Interface dataset entries
=== Section Start ===

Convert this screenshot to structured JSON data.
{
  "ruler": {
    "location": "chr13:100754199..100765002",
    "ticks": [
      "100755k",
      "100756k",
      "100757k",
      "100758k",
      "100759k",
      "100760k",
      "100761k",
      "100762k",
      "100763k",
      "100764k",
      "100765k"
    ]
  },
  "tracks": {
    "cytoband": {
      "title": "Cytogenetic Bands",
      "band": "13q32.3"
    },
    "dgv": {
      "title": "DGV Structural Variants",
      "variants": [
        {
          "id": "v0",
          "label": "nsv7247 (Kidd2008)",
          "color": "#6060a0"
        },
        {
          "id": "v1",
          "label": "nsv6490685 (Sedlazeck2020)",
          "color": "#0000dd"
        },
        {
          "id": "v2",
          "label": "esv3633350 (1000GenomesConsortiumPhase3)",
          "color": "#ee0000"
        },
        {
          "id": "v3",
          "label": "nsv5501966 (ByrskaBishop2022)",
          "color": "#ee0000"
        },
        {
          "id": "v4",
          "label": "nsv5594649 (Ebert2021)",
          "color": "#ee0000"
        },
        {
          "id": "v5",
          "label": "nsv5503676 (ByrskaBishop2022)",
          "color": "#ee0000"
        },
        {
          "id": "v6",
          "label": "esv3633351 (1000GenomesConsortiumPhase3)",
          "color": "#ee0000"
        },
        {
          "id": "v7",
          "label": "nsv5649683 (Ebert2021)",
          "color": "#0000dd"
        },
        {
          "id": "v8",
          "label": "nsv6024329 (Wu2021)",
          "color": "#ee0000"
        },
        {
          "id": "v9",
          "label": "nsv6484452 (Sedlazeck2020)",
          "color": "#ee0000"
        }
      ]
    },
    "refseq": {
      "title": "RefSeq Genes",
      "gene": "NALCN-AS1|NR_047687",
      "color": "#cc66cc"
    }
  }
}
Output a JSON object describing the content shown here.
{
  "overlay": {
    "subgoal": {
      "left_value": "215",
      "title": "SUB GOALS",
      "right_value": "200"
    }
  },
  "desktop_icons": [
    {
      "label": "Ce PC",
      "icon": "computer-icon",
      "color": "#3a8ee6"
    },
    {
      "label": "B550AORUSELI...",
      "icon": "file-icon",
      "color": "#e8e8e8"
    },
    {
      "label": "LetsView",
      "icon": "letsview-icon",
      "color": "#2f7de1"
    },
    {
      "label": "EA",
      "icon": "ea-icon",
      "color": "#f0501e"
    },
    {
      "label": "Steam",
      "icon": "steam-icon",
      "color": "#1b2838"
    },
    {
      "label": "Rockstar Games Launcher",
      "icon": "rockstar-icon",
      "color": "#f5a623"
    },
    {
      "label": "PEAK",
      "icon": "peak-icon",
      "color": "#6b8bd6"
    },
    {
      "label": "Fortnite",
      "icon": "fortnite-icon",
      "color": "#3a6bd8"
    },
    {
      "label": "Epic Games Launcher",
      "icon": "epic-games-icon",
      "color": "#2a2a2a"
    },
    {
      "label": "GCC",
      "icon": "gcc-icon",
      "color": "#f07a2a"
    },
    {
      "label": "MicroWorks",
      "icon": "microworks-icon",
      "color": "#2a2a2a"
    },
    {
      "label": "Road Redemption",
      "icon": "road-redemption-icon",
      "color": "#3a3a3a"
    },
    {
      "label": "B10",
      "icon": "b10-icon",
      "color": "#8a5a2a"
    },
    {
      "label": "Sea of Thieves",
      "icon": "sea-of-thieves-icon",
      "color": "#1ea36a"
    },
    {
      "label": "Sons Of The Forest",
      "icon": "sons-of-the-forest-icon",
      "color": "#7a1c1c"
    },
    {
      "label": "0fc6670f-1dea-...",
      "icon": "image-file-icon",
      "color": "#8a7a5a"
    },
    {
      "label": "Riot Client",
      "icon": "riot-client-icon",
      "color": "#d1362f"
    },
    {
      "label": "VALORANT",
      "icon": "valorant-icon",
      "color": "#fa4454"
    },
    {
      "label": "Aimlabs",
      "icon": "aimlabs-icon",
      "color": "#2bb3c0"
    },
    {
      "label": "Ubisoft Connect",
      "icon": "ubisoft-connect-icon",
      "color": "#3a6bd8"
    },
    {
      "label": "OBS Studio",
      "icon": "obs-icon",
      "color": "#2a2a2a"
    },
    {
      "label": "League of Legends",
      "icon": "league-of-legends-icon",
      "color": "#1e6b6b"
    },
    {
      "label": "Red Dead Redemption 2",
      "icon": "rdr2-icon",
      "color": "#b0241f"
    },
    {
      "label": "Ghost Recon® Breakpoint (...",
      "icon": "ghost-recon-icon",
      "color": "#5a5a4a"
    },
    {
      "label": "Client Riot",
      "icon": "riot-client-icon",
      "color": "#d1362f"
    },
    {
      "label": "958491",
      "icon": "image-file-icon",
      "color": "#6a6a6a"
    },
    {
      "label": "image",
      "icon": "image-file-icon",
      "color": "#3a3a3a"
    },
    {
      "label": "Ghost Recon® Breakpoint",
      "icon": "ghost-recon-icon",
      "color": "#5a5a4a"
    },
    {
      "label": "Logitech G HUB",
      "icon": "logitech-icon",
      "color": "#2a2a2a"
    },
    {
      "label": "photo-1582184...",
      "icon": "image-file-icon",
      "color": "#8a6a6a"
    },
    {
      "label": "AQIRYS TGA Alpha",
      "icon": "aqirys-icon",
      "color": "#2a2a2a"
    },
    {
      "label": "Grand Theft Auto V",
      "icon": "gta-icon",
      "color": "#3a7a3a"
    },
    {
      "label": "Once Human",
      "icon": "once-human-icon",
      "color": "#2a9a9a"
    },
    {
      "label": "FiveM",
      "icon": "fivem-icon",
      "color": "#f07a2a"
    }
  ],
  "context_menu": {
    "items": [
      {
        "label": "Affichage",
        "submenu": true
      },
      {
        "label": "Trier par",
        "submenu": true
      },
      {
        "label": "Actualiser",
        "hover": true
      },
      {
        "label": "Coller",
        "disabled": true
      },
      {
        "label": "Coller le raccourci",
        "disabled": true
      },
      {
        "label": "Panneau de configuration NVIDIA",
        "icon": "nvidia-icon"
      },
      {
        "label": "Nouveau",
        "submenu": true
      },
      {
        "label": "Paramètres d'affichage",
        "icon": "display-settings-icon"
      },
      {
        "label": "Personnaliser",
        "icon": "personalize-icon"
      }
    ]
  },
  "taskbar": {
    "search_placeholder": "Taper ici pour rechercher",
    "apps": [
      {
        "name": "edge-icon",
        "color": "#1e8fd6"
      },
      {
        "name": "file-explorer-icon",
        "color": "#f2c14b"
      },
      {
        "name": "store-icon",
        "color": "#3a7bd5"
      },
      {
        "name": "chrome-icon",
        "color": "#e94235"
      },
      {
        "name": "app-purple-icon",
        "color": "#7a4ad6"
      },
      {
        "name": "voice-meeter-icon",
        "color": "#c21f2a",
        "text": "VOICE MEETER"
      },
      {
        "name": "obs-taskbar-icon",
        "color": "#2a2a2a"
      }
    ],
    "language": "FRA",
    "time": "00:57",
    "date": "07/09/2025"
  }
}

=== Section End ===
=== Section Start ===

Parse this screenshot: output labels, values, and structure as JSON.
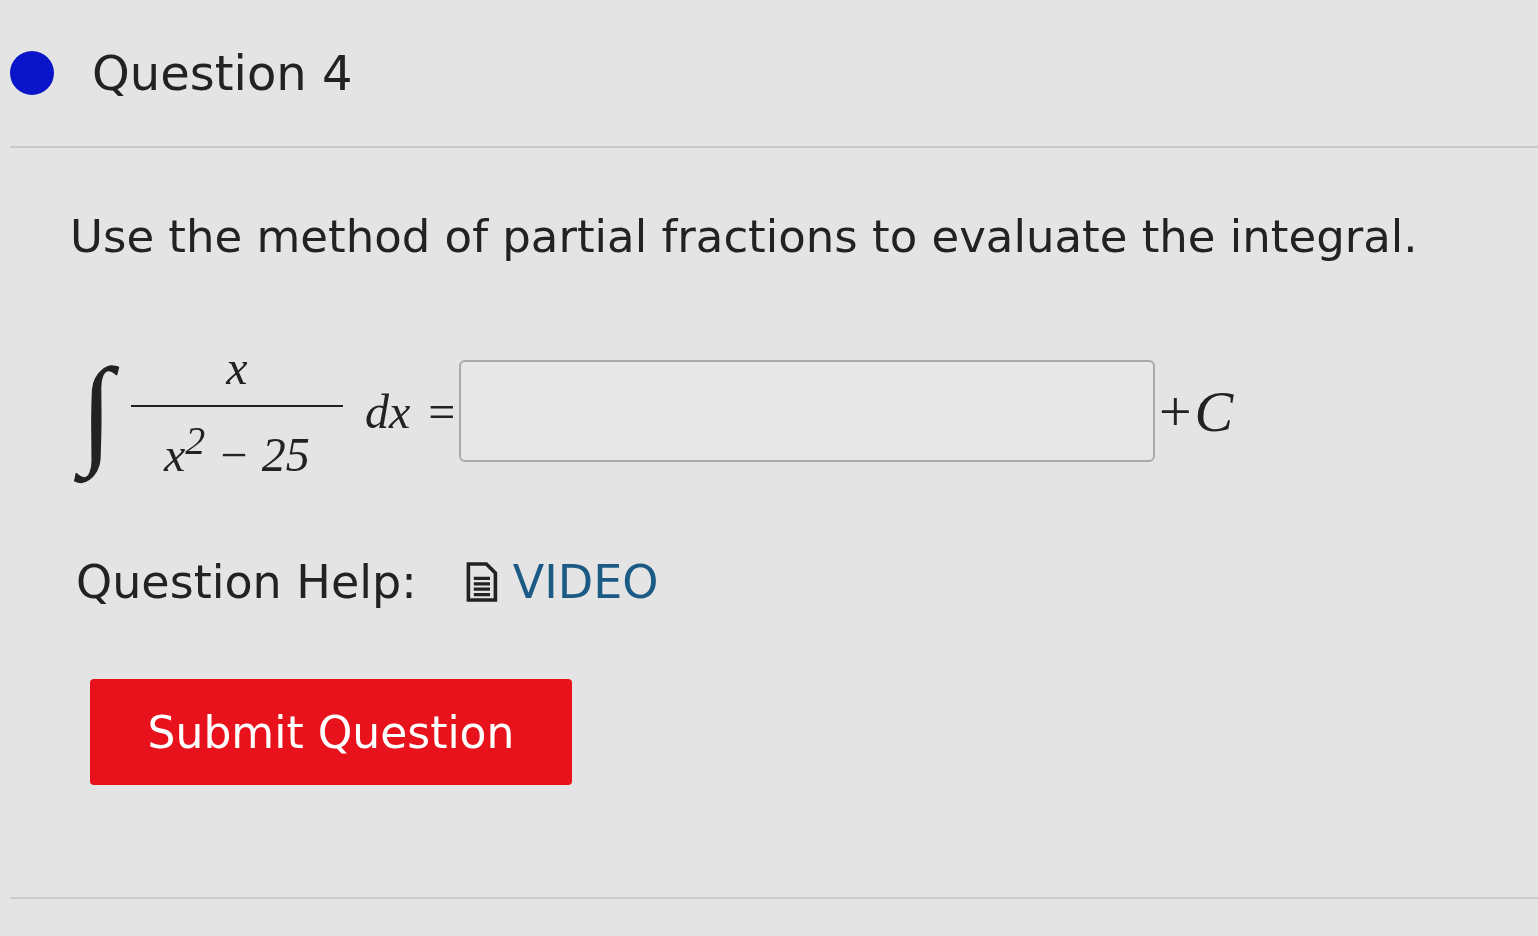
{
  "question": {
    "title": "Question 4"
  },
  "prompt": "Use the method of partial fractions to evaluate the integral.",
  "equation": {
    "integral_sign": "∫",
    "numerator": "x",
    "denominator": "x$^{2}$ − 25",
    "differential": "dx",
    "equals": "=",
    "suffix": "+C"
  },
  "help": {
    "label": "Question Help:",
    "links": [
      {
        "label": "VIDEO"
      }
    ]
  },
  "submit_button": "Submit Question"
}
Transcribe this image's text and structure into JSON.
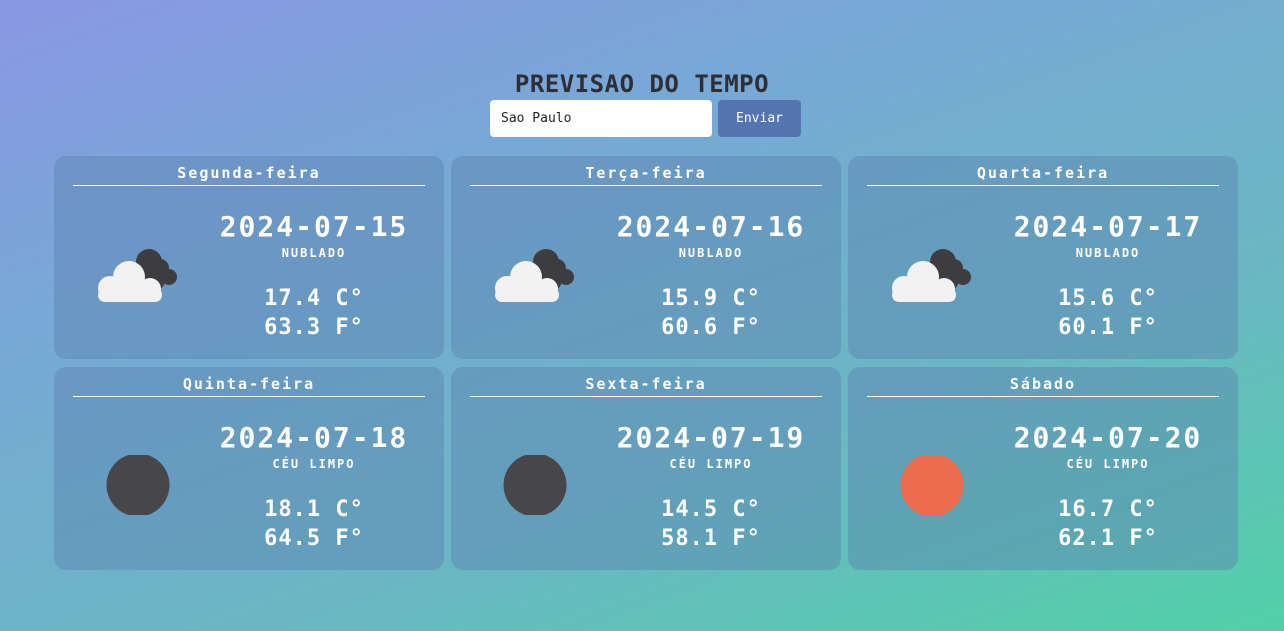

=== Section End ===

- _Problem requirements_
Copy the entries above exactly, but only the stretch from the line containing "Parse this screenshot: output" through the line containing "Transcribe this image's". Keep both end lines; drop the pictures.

- _Result_
Parse this screenshot: output labels, values, and structure as JSON.
{
  "question": {
    "title": "Question 4"
  },
  "prompt": "Use the method of partial fractions to evaluate the integral.",
  "equation": {
    "integral_sign": "∫",
    "numerator": "x",
    "denominator": "x$^{2}$ − 25",
    "differential": "dx",
    "equals": "=",
    "suffix": "+C"
  },
  "help": {
    "label": "Question Help:",
    "links": [
      {
        "label": "VIDEO"
      }
    ]
  },
  "submit_button": "Submit Question"
}
Transcribe this image's text and structure into JSON.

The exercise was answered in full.